##### Data to use

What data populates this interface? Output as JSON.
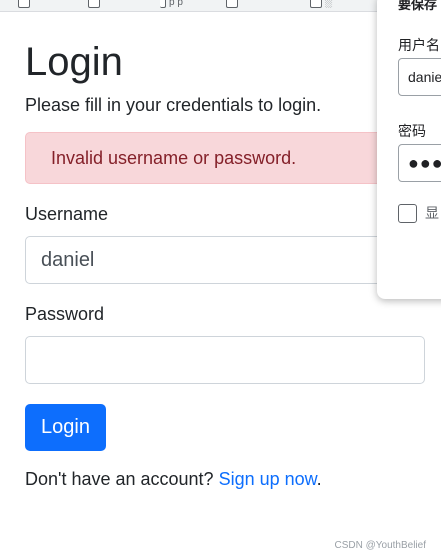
{
  "browser": {
    "tab_stub_text": "p p",
    "tab_stub_text_2": "░"
  },
  "login": {
    "title": "Login",
    "subtitle": "Please fill in your credentials to login.",
    "error_message": "Invalid username or password.",
    "username_label": "Username",
    "username_value": "daniel",
    "password_label": "Password",
    "password_value": "",
    "submit_label": "Login",
    "signup_prefix": "Don't have an account? ",
    "signup_link": "Sign up now",
    "signup_suffix": "."
  },
  "password_manager": {
    "title": "要保存",
    "username_label": "用户名",
    "username_value": "danie",
    "password_label": "密码",
    "password_value": "●●●●",
    "show_password_label": "显"
  },
  "watermark": "CSDN @YouthBelief",
  "colors": {
    "primary": "#0d6efd",
    "alert_bg": "#f8d7da",
    "alert_text": "#842029"
  }
}
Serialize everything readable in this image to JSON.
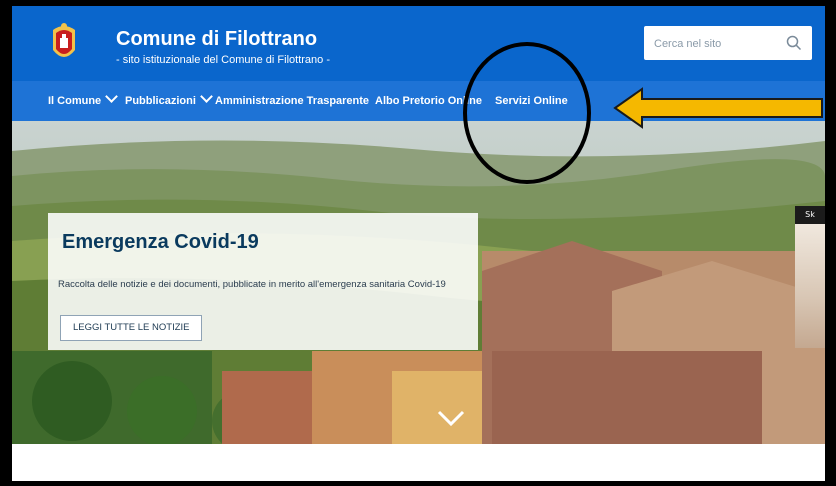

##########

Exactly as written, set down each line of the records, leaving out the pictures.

What data populates this interface? Output as JSON.
{
  "browser": {
    "tab_stub_text": "p p",
    "tab_stub_text_2": "░"
  },
  "login": {
    "title": "Login",
    "subtitle": "Please fill in your credentials to login.",
    "error_message": "Invalid username or password.",
    "username_label": "Username",
    "username_value": "daniel",
    "password_label": "Password",
    "password_value": "",
    "submit_label": "Login",
    "signup_prefix": "Don't have an account? ",
    "signup_link": "Sign up now",
    "signup_suffix": "."
  },
  "password_manager": {
    "title": "要保存",
    "username_label": "用户名",
    "username_value": "danie",
    "password_label": "密码",
    "password_value": "●●●●",
    "show_password_label": "显"
  },
  "watermark": "CSDN @YouthBelief",
  "colors": {
    "primary": "#0d6efd",
    "alert_bg": "#f8d7da",
    "alert_text": "#842029"
  }
}
Serialize everything readable in this image to JSON.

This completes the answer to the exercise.